This week’s cold snap is trying hard to mess with Laura Spencer’s Lealman District mural project.
Yet the artist, St. Pete born and bred, continues to bundle up, nearly every morning, to spend the daylight hours perched atop a rented green lift, making Garden Variety come to colorful life on the corrugated façade of Mother Kombucha’s 1,700-square-foot 28th Street warehouse.
“It’s a big project for a little small potato like me,” laughs the heavily-layered muralist.
Her hope is that the expansive project will be wrapped up like a Christmas present by the end of the month. “Like any good artist, it’s not done until somebody tells me to set my pencil down,” Spencer says.
Garden Variety was commissioned by Creative Pinellas, in association with the Lealman Community Redevelopment Area (CRA), part of a project designed to “foster community beautification projects that engage the community and represent the rich culture and environment” of this small section of unincorporated Pinellas County.

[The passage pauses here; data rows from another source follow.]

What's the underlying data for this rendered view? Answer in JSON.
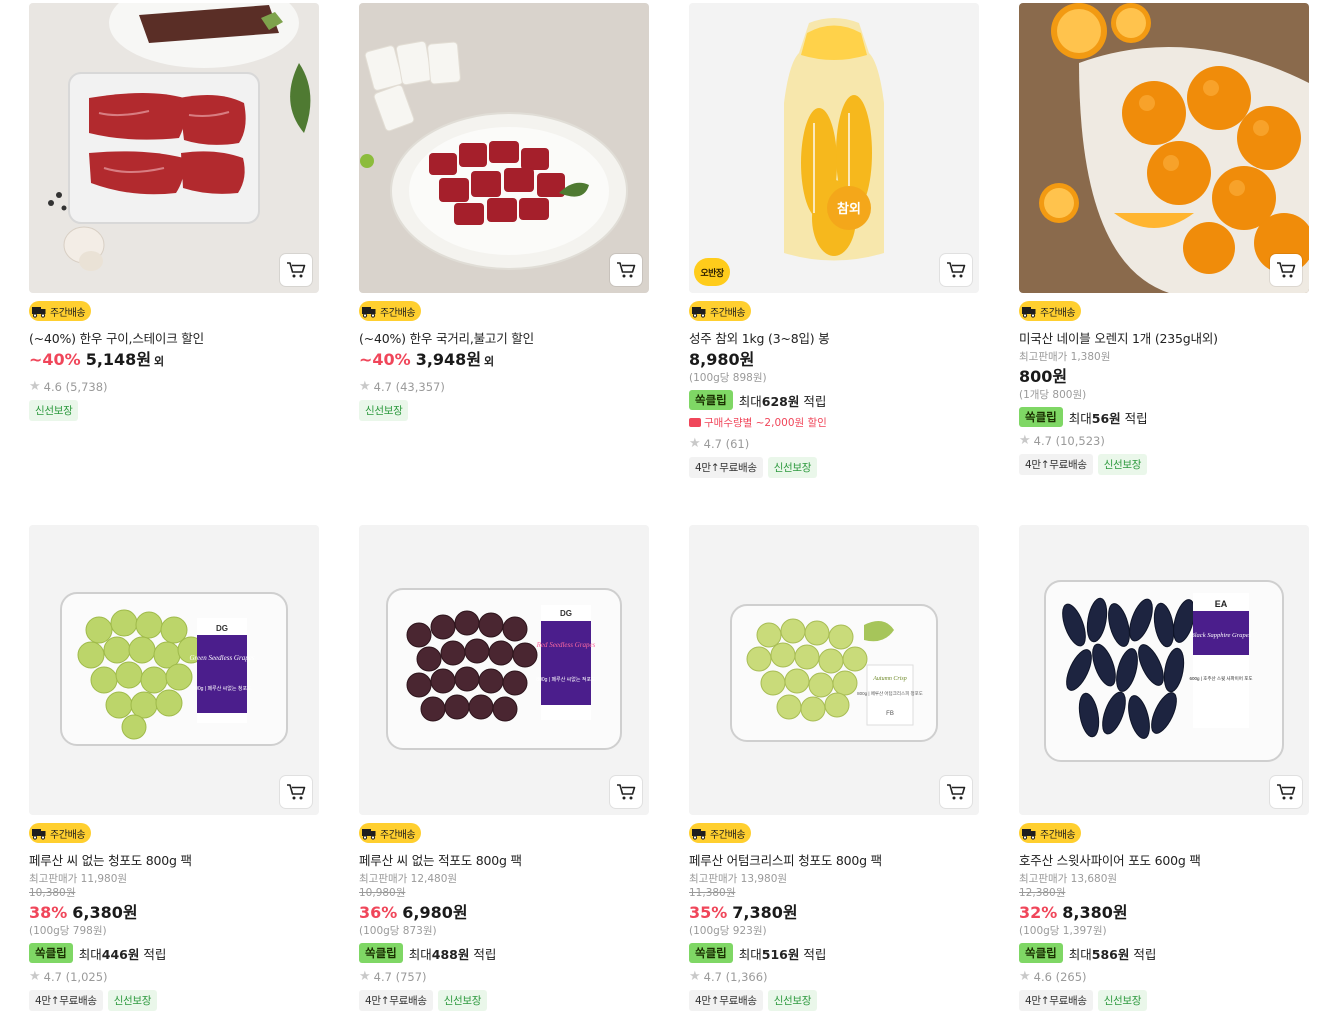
{
  "labels": {
    "ship": "주간배송",
    "point_tag": "쏙클립",
    "point_prefix": "최대",
    "point_suffix": "적립",
    "max_price_label": "최고판매가",
    "price_suffix_other": "외"
  },
  "products": [
    {
      "title": "(~40%) 한우 구이,스테이크 할인",
      "discount": "~40%",
      "price": "5,148원",
      "price_suffix": "외",
      "rating": "4.6",
      "reviews": "(5,738)",
      "tags": [
        "신선보장"
      ],
      "image": "beef-steak"
    },
    {
      "title": "(~40%) 한우 국거리,불고기 할인",
      "discount": "~40%",
      "price": "3,948원",
      "price_suffix": "외",
      "rating": "4.7",
      "reviews": "(43,357)",
      "tags": [
        "신선보장"
      ],
      "image": "beef-stew"
    },
    {
      "title": "성주 참외 1kg (3~8입) 봉",
      "price": "8,980원",
      "unit": "(100g당 898원)",
      "point": "628원",
      "promo": "구매수량별 ~2,000원 할인",
      "rating": "4.7",
      "reviews": "(61)",
      "tags": [
        "4만↑무료배송",
        "신선보장"
      ],
      "image": "melon-bag",
      "ohban": "오반장"
    },
    {
      "title": "미국산 네이블 오렌지 1개 (235g내외)",
      "max_price": "1,380원",
      "price": "800원",
      "unit": "(1개당 800원)",
      "point": "56원",
      "rating": "4.7",
      "reviews": "(10,523)",
      "tags": [
        "4만↑무료배송",
        "신선보장"
      ],
      "image": "oranges"
    },
    {
      "title": "페루산 씨 없는 청포도 800g 팩",
      "max_price": "11,980원",
      "orig_price": "10,380원",
      "discount": "38%",
      "price": "6,380원",
      "unit": "(100g당 798원)",
      "point": "446원",
      "rating": "4.7",
      "reviews": "(1,025)",
      "tags": [
        "4만↑무료배송",
        "신선보장"
      ],
      "image": "green-grapes"
    },
    {
      "title": "페루산 씨 없는 적포도 800g 팩",
      "max_price": "12,480원",
      "orig_price": "10,980원",
      "discount": "36%",
      "price": "6,980원",
      "unit": "(100g당 873원)",
      "point": "488원",
      "rating": "4.7",
      "reviews": "(757)",
      "tags": [
        "4만↑무료배송",
        "신선보장"
      ],
      "image": "red-grapes"
    },
    {
      "title": "페루산 어텀크리스피 청포도 800g 팩",
      "max_price": "13,980원",
      "orig_price": "11,380원",
      "discount": "35%",
      "price": "7,380원",
      "unit": "(100g당 923원)",
      "point": "516원",
      "rating": "4.7",
      "reviews": "(1,366)",
      "tags": [
        "4만↑무료배송",
        "신선보장"
      ],
      "image": "crisp-grapes"
    },
    {
      "title": "호주산 스윗사파이어 포도 600g 팩",
      "max_price": "13,680원",
      "orig_price": "12,380원",
      "discount": "32%",
      "price": "8,380원",
      "unit": "(100g당 1,397원)",
      "point": "586원",
      "rating": "4.6",
      "reviews": "(265)",
      "tags": [
        "4만↑무료배송",
        "신선보장"
      ],
      "image": "sapphire-grapes"
    }
  ],
  "pack_labels": {
    "green": {
      "brand": "DG",
      "script": "Green Seedless Grapes",
      "desc": "800g | 페루산 씨없는 청포도"
    },
    "red": {
      "brand": "DG",
      "script": "Red Seedless Grapes",
      "desc": "800g | 페루산 씨없는 적포도"
    },
    "crisp": {
      "script": "Autumn Crisp",
      "desc": "800g | 페루산 어텀크리스피 청포도",
      "code": "FB"
    },
    "sapphire": {
      "brand": "EA",
      "script": "Black Sapphire Grapes",
      "desc": "600g | 호주산 스윗 사파이어 포도"
    },
    "melon": "참외"
  },
  "colors": {
    "accent_red": "#f0465a",
    "ship_yellow": "#ffcf2f",
    "point_green": "#7fd765",
    "fresh_green": "#2d9a3e"
  }
}
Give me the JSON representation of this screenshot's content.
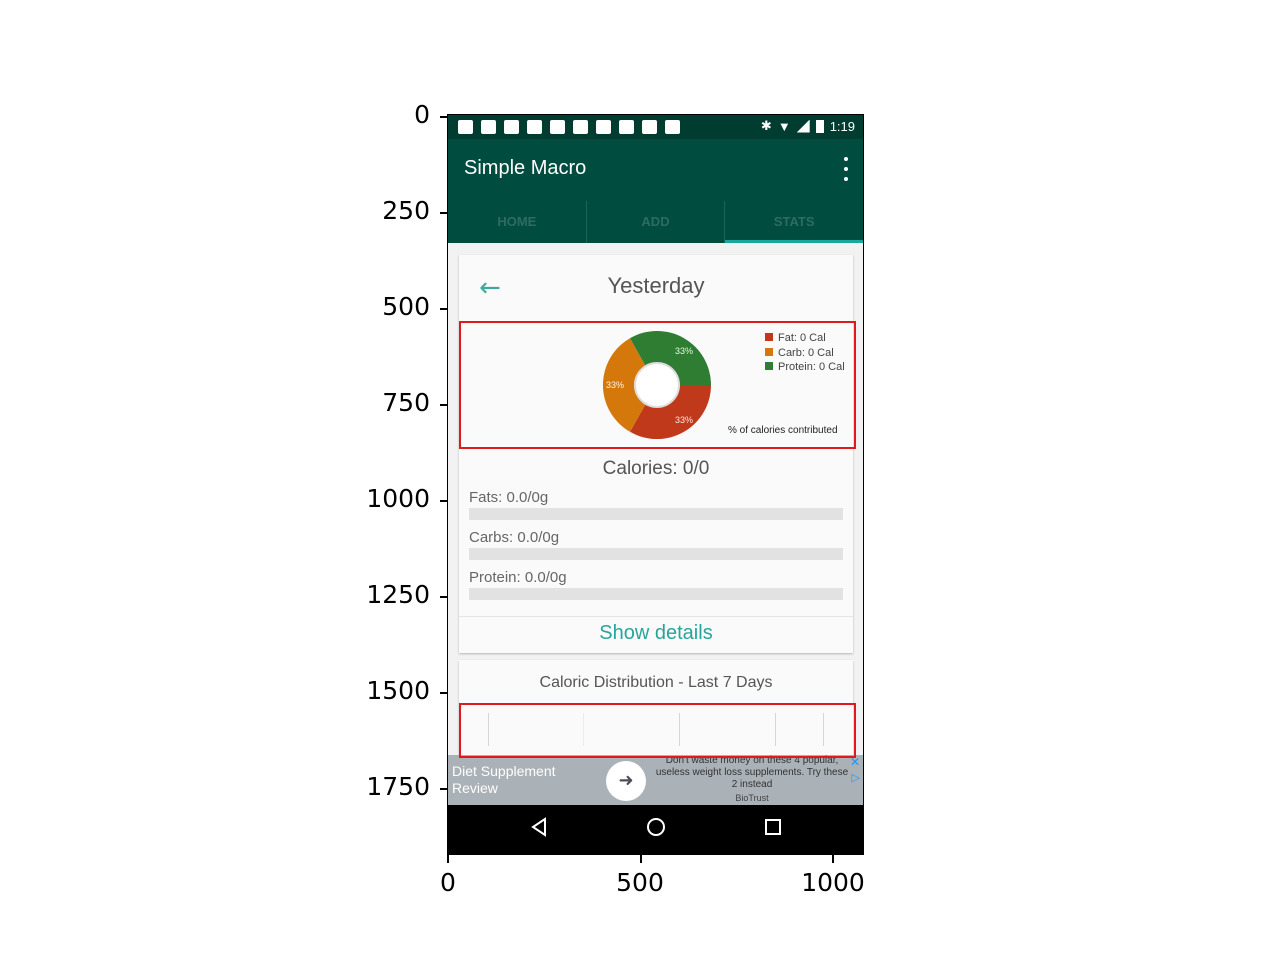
{
  "axes": {
    "y_ticks": [
      "0",
      "250",
      "500",
      "750",
      "1000",
      "1250",
      "1500",
      "1750"
    ],
    "x_ticks": [
      "0",
      "500",
      "1000"
    ]
  },
  "status_bar": {
    "time": "1:19"
  },
  "app_bar": {
    "title": "Simple Macro",
    "menu_icon": "more-vert-icon"
  },
  "tabs": [
    {
      "label": "HOME",
      "active": false
    },
    {
      "label": "ADD",
      "active": false
    },
    {
      "label": "STATS",
      "active": true
    }
  ],
  "day_card": {
    "back_icon": "arrow-back-icon",
    "date_label": "Yesterday",
    "pie": {
      "slices": [
        {
          "label": "33%",
          "color": "#c0391b"
        },
        {
          "label": "33%",
          "color": "#d4780c"
        },
        {
          "label": "33%",
          "color": "#2e7d32"
        }
      ],
      "legend": [
        {
          "label": "Fat: 0 Cal",
          "color": "#c0391b"
        },
        {
          "label": "Carb: 0 Cal",
          "color": "#d4780c"
        },
        {
          "label": "Protein: 0 Cal",
          "color": "#2e7d32"
        }
      ],
      "description": "% of calories contributed"
    },
    "calories": "Calories: 0/0",
    "macros": [
      {
        "label": "Fats: 0.0/0g",
        "progress": 0
      },
      {
        "label": "Carbs: 0.0/0g",
        "progress": 0
      },
      {
        "label": "Protein: 0.0/0g",
        "progress": 0
      }
    ],
    "show_details": "Show details"
  },
  "week_card": {
    "title": "Caloric Distribution - Last 7 Days"
  },
  "ad": {
    "title": "Diet Supplement Review",
    "text": "Don't waste money on these 4 popular, useless weight loss supplements. Try these 2 instead",
    "source": "BioTrust",
    "close_icon": "close-icon",
    "adchoices_icon": "adchoices-icon",
    "arrow_icon": "arrow-right-icon"
  },
  "nav_bar": {
    "back_icon": "nav-back-icon",
    "home_icon": "nav-home-icon",
    "recents_icon": "nav-recents-icon"
  }
}
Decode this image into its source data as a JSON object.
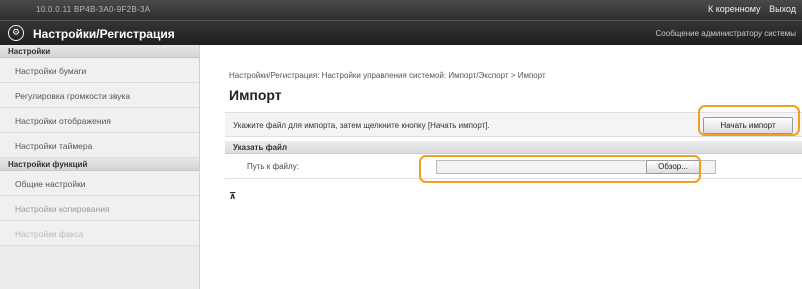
{
  "topbar": {
    "host": "10.0.0.11   BP4B-3A0-9F2B-3A",
    "user_label": "К коренному",
    "logout_label": "Выход"
  },
  "header": {
    "logo_icon": "gear-icon",
    "title": "Настройки/Регистрация",
    "admin_message": "Сообщение администратору системы"
  },
  "sidebar": {
    "sections": [
      {
        "heading": "Настройки",
        "items": [
          "Настройки бумаги",
          "Регулировка громкости звука",
          "Настройки отображения",
          "Настройки таймера"
        ]
      },
      {
        "heading": "Настройки функций",
        "items": [
          "Общие настройки",
          "Настройки копирования",
          "Настройки факса"
        ]
      }
    ]
  },
  "main": {
    "breadcrumb": "Настройки/Регистрация: Настройки управления системой: Импорт/Экспорт > Импорт",
    "title": "Импорт",
    "instruction": "Укажите файл для импорта, затем щелкните кнопку [Начать импорт].",
    "start_import_label": "Начать импорт",
    "specify_file_heading": "Указать файл",
    "file_path_label": "Путь к файлу:",
    "browse_label": "Обзор...",
    "collapse_icon": "collapse-up-icon"
  },
  "colors": {
    "highlight": "#f0a020",
    "header_bg": "#2a2a2a",
    "sidebar_bg": "#ececec"
  }
}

“When the Call to Artists came out,” Spencer explains, “I saw it and I said ‘I gotta get this project.’ Lealman is where I grew up, and there weren’t a lot of opportunities for me as a kid to see art in my own neighborhood. You had to go to downtown St. Pete or other places. And when I was little kid, there was arguably nothing going on in downtown. It was an absolute ghost town.”
Spencer, who has a BFA in Illustration from Ringling College of Art + Design, is an illustrator and graphic designer by profession, although her creative heart is directing her to paint more, and sit at the computer less. “There are still a couple of design clients I take care of,” she says. “And right now I’m trying to move into a place where I can make my own art and sort of establish myself and my work.”
Last year was a tough one – her father passed away, and her mother endured a lengthy illness (she’s better now, thanks).
Those and other factors left young Laura at a crossroads. “I had that existential crisis that a lot of artists do: What are you doing? Are you going to work for yourself, or are you going to take the safe route, the consistent-pay route?
“Which is a totally viable and admirable position to be in, but I figured, what better time than now to at least try?”
She took out a small business loan and declared herself, at last, a full-time artist. “I bought my creative freedom, in a way.”
The bright spot, 2021-wise, was that Spencer got tapped by the city’s SHINE Mural Festival to contribute a piece (at Absolutely Beautiful Flowers, 3000 Central).
“This new mural, and the mural I did for SHINE, fall in line with the aesthetic I’m trying to pursue and grow – doing a lot of floral stuff,” she explains. “I’m always heavily researched. As an illustrator I always like to have some context, some meaning and some narrative. Whether my viewer knows it or not, I’m trying to pull those threads through.
“I’m trying to establish a body of work that I can stand behind, that’s also a happy marriage between what I want to do and what the artist, or organization, is seeking.”
The Mother Kombucha piece is a cornucopia of native edible Florida vegetation, including plants and flowers. “It features nine or 10 different native Florida plants and pollinators,” Spencer proudly explains, “everything from sea grapes to cocoa plums to native blueberries and wild coffee. Prickly pear to passion flower. It was a way that we could celebrate edible native stuff that you can grow in your garden today – sustainable permaculture.
“It fell directly in line with their aesthetic, and their mission of wholesome, organic, natural ways to celebrate health, wellness – and the community.”
Spencer was the recipient of a Creative Pinellas Emerging Artist Grant in 2019; her mentor, Chad Mize, advised her on the wisdom of creating a recognizable brand, to go with her distinctive style.
Her artist friends have a nickname for her: Critter. That morphed into the name she uses as an alias and a calling card, Miss Crit.
Should things not work out, she says, she sees jobs all the time for graphic designers and art directors and illustrators. That loan’s going to have to be paid back at some point, of course. “If push comes to shove, I can get a job somewhere, you know?”
Well, that’s for the future to decide. “The rest of my year is already pretty full,” she says. “I’ve got a few other mural projects, and a solo show that’ll be opening in June at the Wayward Goose … so I’ve got to get started on some paintings for that!”
As she puts the finishing touches on Garden Variety, Spencer is thinking about the future. “Some days I fantasize that maybe I should be a postal worker and get a pension,” she muses, “and paint on the side.
“But every day I put on the brave face for myself. Every day I wake up, and I’m making that choice. And I realize it’s a conscious decision, to pursue being an artist and doing this full time.”